▸ Material provided:
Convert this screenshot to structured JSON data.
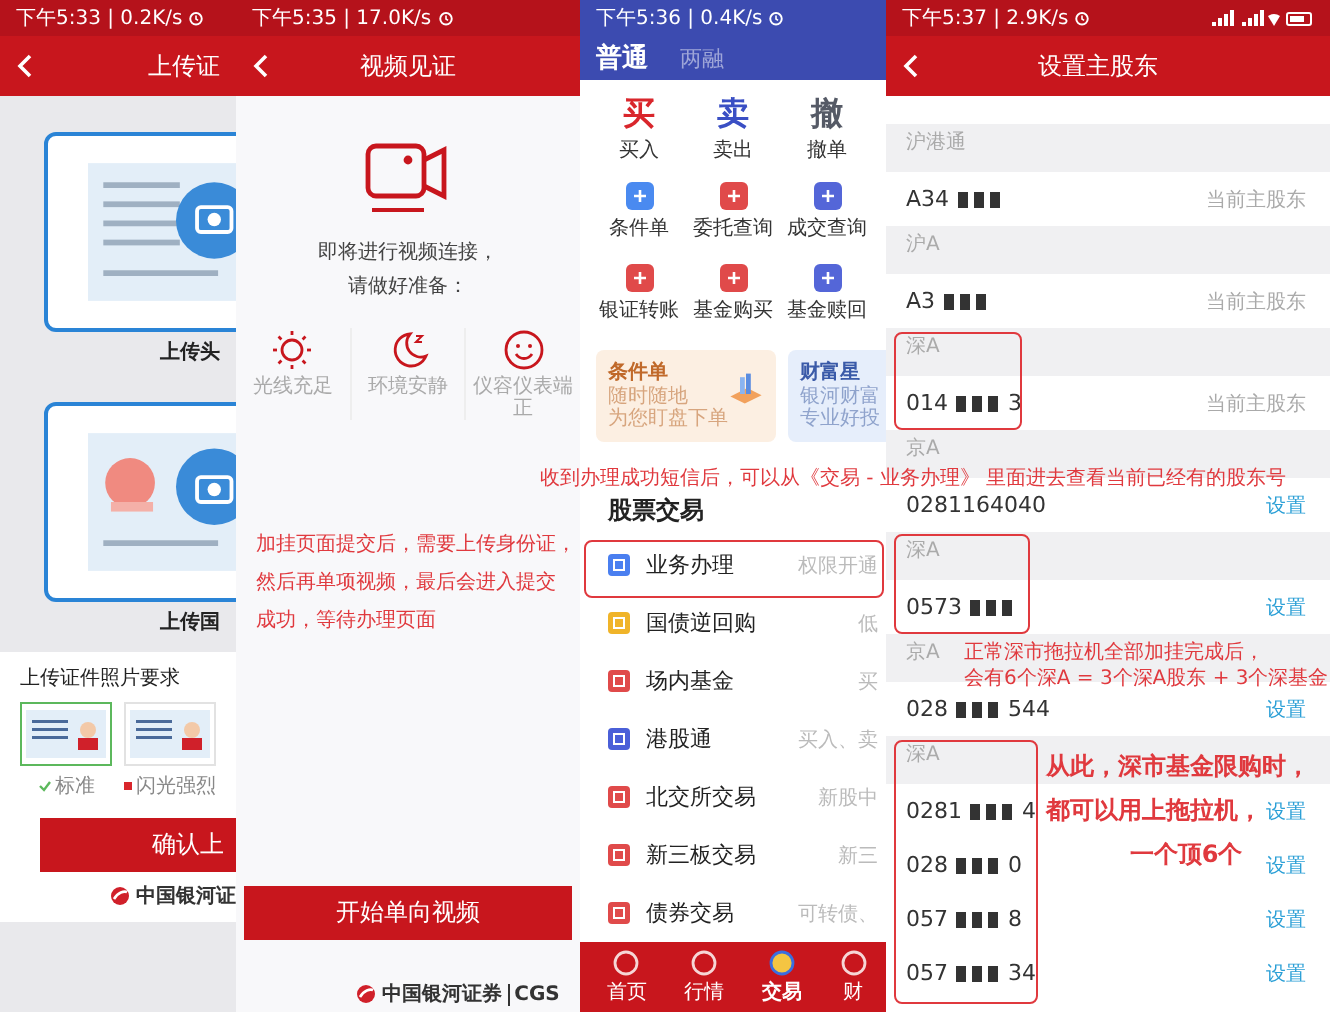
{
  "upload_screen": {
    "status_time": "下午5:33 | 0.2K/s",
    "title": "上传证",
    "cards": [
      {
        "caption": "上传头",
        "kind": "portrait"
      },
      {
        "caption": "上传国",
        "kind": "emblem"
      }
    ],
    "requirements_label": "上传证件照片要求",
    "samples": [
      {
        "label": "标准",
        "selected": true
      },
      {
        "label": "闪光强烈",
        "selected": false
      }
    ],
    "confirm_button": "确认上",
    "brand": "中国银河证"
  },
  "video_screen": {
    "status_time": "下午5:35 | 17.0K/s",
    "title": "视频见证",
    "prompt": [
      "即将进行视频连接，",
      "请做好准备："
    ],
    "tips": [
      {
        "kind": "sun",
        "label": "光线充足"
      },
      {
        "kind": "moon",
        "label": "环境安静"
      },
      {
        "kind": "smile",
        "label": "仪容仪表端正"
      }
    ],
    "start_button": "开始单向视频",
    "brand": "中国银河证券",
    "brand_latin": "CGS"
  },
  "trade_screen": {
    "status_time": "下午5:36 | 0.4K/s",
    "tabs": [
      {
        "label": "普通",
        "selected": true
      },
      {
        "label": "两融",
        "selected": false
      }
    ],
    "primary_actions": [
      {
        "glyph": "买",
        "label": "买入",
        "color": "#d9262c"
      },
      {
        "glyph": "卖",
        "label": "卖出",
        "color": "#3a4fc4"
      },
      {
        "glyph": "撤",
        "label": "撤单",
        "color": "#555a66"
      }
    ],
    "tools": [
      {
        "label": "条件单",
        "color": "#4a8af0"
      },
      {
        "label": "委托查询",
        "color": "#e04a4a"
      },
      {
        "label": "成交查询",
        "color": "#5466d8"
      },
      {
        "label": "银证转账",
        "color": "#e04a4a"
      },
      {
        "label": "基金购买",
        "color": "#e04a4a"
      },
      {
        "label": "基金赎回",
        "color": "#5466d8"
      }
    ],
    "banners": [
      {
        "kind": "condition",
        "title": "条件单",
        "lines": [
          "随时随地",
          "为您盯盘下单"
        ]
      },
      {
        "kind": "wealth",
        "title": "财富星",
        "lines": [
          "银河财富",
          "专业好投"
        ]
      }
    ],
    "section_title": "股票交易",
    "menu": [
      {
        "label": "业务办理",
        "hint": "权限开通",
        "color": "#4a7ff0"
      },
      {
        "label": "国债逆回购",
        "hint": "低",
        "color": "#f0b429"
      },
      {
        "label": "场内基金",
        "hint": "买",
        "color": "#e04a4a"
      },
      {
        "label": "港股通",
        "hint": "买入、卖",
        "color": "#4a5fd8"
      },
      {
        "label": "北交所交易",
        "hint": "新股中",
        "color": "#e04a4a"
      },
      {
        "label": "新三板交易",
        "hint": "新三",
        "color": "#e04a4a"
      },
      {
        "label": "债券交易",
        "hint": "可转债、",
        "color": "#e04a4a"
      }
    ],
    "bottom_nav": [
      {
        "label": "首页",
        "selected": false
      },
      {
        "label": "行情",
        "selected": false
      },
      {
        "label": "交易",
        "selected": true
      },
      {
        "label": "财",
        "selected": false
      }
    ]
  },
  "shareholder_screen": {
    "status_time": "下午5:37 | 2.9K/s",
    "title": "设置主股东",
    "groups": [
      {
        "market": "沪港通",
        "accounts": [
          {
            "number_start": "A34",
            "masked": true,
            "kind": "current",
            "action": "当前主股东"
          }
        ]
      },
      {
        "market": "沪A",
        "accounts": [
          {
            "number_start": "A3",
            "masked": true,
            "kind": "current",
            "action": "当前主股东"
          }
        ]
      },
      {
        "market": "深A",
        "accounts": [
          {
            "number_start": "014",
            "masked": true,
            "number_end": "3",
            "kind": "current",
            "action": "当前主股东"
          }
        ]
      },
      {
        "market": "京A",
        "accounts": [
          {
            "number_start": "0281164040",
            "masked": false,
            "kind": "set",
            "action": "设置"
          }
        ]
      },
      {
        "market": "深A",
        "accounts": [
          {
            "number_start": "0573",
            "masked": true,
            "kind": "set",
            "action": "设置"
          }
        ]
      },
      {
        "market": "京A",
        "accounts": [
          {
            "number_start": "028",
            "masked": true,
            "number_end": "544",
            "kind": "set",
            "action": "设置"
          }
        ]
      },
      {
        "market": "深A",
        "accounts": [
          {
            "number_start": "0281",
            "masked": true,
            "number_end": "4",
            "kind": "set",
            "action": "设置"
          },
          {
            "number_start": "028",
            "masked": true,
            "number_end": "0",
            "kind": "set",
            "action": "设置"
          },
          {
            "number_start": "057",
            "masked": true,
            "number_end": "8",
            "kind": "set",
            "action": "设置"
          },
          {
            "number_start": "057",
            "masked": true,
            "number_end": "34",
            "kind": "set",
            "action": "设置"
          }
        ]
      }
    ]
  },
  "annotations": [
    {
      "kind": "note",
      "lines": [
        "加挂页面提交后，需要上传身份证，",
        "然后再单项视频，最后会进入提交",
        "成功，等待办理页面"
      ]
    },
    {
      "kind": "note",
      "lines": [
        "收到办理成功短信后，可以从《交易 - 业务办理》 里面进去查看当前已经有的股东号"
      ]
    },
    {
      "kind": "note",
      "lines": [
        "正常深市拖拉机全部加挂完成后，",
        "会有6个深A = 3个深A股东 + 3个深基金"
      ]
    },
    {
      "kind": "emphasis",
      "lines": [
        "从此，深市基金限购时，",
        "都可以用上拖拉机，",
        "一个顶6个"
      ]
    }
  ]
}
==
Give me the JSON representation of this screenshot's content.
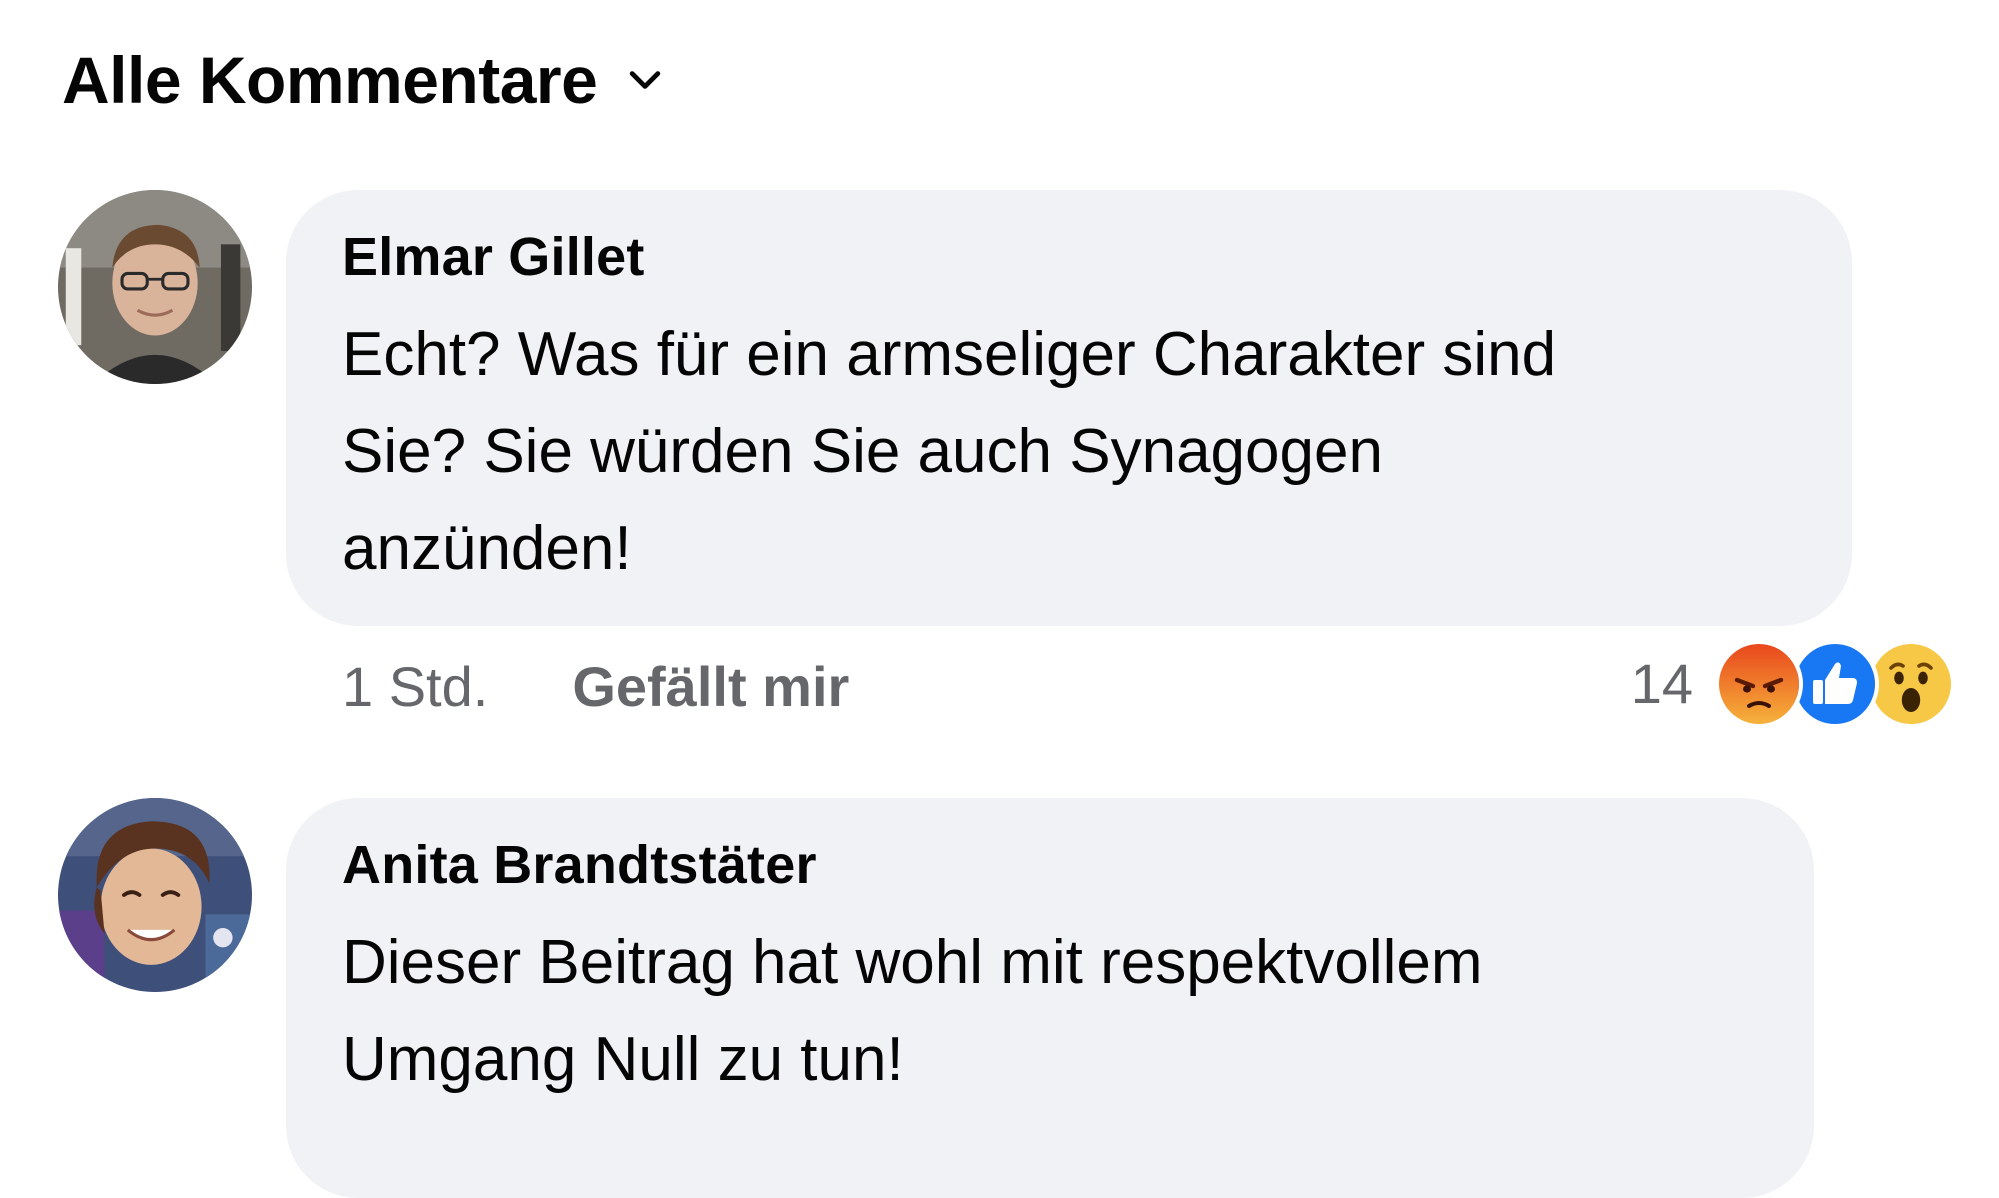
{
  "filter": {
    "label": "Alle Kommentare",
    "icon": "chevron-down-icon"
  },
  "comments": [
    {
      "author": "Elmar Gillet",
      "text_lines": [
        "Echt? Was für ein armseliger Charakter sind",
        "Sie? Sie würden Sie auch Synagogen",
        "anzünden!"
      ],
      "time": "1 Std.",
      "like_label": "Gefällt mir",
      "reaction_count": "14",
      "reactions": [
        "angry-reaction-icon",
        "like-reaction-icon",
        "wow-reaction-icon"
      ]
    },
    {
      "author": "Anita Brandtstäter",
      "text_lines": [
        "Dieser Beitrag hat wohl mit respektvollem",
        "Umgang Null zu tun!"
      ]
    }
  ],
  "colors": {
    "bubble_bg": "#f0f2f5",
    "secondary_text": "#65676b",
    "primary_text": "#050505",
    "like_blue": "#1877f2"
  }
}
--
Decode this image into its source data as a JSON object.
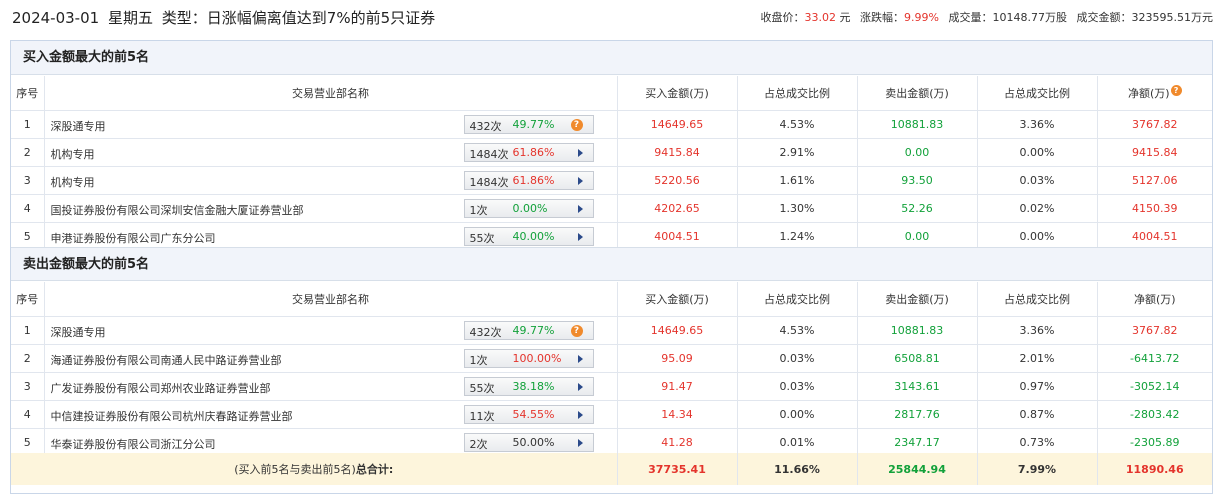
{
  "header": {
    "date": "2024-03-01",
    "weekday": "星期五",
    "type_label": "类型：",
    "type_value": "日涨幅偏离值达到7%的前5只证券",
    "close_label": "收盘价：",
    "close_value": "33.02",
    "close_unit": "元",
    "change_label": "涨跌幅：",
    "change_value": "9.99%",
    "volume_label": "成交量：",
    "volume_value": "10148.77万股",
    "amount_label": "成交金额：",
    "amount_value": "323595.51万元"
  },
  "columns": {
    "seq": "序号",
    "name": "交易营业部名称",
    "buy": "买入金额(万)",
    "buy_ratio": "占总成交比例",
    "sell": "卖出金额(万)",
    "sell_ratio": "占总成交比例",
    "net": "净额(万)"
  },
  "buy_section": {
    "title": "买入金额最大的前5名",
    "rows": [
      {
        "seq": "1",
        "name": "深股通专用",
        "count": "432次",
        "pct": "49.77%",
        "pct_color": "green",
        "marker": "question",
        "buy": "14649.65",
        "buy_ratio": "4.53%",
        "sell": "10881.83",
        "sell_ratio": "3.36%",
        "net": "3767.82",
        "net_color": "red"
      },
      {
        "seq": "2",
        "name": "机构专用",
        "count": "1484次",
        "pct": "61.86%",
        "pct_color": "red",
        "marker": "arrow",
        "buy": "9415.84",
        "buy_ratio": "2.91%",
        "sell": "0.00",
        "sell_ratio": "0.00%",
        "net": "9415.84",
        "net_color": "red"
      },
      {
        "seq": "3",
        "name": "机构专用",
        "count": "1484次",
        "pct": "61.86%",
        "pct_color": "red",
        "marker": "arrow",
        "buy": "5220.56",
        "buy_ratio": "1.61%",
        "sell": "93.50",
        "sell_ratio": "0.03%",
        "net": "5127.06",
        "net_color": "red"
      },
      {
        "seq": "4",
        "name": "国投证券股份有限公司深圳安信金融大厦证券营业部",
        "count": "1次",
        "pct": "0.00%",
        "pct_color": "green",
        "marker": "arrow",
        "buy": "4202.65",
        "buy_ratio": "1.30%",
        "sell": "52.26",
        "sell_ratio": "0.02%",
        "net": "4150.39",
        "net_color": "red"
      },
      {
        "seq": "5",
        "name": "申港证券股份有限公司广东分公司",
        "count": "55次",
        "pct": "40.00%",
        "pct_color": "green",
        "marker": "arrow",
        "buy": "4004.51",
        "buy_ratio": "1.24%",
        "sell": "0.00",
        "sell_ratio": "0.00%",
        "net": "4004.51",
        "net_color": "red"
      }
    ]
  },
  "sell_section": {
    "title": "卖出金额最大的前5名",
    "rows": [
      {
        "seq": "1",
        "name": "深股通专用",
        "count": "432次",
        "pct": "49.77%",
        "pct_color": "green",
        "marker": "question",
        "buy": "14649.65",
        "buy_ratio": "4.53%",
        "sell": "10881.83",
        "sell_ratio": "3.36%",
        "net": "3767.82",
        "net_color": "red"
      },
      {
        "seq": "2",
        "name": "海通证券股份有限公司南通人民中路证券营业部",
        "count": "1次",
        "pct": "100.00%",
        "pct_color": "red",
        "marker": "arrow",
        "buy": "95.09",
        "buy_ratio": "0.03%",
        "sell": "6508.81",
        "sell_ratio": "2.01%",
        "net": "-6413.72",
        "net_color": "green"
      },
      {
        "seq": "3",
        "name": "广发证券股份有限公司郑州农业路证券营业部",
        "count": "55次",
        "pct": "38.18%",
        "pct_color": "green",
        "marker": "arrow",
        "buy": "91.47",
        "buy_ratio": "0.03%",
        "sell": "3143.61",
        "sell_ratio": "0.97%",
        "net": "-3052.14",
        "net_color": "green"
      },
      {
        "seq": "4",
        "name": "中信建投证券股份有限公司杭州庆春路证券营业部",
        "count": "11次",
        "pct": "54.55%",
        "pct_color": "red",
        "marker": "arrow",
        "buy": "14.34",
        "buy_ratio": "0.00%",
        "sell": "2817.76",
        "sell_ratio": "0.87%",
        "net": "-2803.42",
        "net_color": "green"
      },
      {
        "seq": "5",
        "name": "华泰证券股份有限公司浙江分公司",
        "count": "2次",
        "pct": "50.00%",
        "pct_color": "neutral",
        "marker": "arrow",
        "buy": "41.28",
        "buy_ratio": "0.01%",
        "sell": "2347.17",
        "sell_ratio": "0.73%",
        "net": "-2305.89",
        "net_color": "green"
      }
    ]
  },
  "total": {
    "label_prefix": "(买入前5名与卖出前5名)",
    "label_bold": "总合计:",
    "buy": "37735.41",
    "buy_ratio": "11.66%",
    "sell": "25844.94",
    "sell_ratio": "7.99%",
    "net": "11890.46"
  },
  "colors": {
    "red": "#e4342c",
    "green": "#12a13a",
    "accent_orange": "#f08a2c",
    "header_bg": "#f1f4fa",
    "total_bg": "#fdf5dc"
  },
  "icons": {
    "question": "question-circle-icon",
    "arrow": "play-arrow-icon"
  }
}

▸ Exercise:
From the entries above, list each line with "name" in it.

▸ Response to this exercise:
    "name": "交易营业部名称",
        "name": "深股通专用",
        "name": "机构专用",
        "name": "机构专用",
        "name": "国投证券股份有限公司深圳安信金融大厦证券营业部",
        "name": "申港证券股份有限公司广东分公司",
        "name": "深股通专用",
        "name": "海通证券股份有限公司南通人民中路证券营业部",
        "name": "广发证券股份有限公司郑州农业路证券营业部",
        "name": "中信建投证券股份有限公司杭州庆春路证券营业部",
        "name": "华泰证券股份有限公司浙江分公司",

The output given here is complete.